investigation be done. If AISC is wrong, no harm will come of correcting our
decision to remove the files. If we are wrong, then we have acted in good
faith to protect a concept that we all believe needs protection - our
intellectual property rights.

Thanks for the support - from all! I strongly suggest that those who wish to
pursue this do so to eliminate any question as to the legality of the
issues.

Respectfully,
Dennis S. Wish, PE

-----Original Message-----
From: Lynn [mailto:lhoward(--nospam--at)silcom.com]
Sent: Friday, January 05, 2001 4:18 PM
To: seaint(--nospam--at)seaint.org
Subject: Re: Removal of the AISC Database


Dennis-
I am surprised that you caved to Mr. Todd.  What is
really at issue here is that AISC wants people to buy
their CD Rom.  As an organization that is supposed to
promote the use of steel construction, they should give
this information to anyone who wants it.

The fact that they would object to someone making this
database available for free on the internet is just
down right disgusting.  They have the right to try and
sell their CD-ROM, but when they try and stop the free
use of this data based on their "copyright" claim, they
do a disservice to the steel community they represent.

Maybe I will post the database on our web server so all
can have access to it.

Lynn
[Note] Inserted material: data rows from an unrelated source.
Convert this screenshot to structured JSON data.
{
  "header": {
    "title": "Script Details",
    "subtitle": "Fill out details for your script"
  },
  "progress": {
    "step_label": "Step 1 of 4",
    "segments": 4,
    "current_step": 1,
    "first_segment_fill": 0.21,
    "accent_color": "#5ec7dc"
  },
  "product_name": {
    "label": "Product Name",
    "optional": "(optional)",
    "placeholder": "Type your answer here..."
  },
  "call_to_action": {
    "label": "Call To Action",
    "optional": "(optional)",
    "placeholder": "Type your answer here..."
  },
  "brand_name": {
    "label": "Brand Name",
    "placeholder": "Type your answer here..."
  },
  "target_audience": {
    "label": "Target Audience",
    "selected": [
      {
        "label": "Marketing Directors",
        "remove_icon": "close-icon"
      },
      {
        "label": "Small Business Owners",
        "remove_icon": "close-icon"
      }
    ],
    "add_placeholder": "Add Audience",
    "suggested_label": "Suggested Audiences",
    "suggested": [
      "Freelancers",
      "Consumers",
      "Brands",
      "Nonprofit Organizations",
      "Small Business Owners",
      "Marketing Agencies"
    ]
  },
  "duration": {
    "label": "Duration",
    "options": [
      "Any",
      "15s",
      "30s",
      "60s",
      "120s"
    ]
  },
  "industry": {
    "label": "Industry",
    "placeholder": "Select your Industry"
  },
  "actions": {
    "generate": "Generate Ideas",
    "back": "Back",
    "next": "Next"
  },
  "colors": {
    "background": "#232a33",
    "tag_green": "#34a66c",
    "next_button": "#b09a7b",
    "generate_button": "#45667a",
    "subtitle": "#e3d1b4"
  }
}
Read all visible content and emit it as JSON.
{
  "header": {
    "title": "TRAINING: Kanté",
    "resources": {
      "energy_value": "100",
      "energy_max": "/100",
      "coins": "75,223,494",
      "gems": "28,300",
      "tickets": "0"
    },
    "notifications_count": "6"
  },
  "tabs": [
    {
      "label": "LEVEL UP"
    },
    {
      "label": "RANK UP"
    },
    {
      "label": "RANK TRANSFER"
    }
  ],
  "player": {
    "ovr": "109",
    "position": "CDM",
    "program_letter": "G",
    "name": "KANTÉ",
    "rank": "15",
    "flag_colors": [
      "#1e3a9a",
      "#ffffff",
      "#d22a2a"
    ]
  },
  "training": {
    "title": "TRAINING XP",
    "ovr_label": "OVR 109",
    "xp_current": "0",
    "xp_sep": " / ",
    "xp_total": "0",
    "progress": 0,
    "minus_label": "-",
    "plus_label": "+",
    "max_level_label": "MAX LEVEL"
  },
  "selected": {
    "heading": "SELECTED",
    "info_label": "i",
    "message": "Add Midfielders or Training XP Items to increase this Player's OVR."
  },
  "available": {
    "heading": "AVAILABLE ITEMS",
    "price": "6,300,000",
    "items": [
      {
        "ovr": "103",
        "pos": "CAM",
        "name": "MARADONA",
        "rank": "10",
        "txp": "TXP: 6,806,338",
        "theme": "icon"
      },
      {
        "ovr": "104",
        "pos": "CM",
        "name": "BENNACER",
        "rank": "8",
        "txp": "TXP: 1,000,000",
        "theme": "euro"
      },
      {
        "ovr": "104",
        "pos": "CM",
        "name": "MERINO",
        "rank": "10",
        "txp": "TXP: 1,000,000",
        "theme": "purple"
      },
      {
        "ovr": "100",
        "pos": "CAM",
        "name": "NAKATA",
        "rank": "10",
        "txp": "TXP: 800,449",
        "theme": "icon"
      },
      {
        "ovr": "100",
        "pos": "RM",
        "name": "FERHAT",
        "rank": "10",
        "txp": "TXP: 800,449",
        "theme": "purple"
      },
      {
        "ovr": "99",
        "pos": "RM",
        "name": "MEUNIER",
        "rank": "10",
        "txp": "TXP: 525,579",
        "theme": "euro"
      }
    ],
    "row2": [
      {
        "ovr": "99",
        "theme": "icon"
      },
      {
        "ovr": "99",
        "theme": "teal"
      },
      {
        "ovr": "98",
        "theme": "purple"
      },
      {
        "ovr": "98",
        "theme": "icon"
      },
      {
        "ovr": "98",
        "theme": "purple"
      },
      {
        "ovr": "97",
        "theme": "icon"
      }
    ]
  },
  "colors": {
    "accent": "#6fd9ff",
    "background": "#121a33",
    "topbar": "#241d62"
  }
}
Structuralist wrote:
>
> I received a call from Mr. Richard Todd of AISC this afternoon who was
> responding to my post on the List regarding the shapes library that I
posted
> on the Structuralist.Net. Mr. Todd was very congenial on the issues and
> explained to me that the physical properties of the standard steel
sections
> are provided to AISC directly from the Mills and are not made available to
> the Public. AISC uses the information from the Mills to calculate the
> section properties and publishes the information in the Steel Manual as
well
> as on a separate CD-Rom which is available for purchase for a reasonable
> price of $60.00. You can obtain the CD-Rom from their website at:
>
https://www.aisc.org/publications/shop.asp?action=displayitem&show=one&id=28
> 7
>
> (make sure that the entire URL address is on one line with no spaces or
line
> breaks. The address begins with http: and ends with &id=287)
>
> Inasmuch as the properties can not be calculated without the information
> provided by the mills, I am inclined to agree that the information is
> proprietary and have agreed to remove the database from the download site.
>
> The price of &60.00 for the complete database is not, in my opinion,
> unreasonable (although free is always better).
>
> My apologies to the AISC for posting the files and unknowingly violating
> what becomes proprietary information. The files were found on the Internet
> and appeared to represent the time consuming work of individuals who
either
> calculated the properties or recreated the database for their own use and
> who later improperly made it available to the public.
>
> Respectfully,
> Dennis S. Wish, PE
> The Structuralist Administrator for:
> http://www.structuralist.net
> AEC-Residential Listservice
> admin(--nospam--at)structuralist.net
>
> PS - Anyone know if the AITC has proprietary rights on the section
> properties of wood members:) - just a little levity thrown in!
>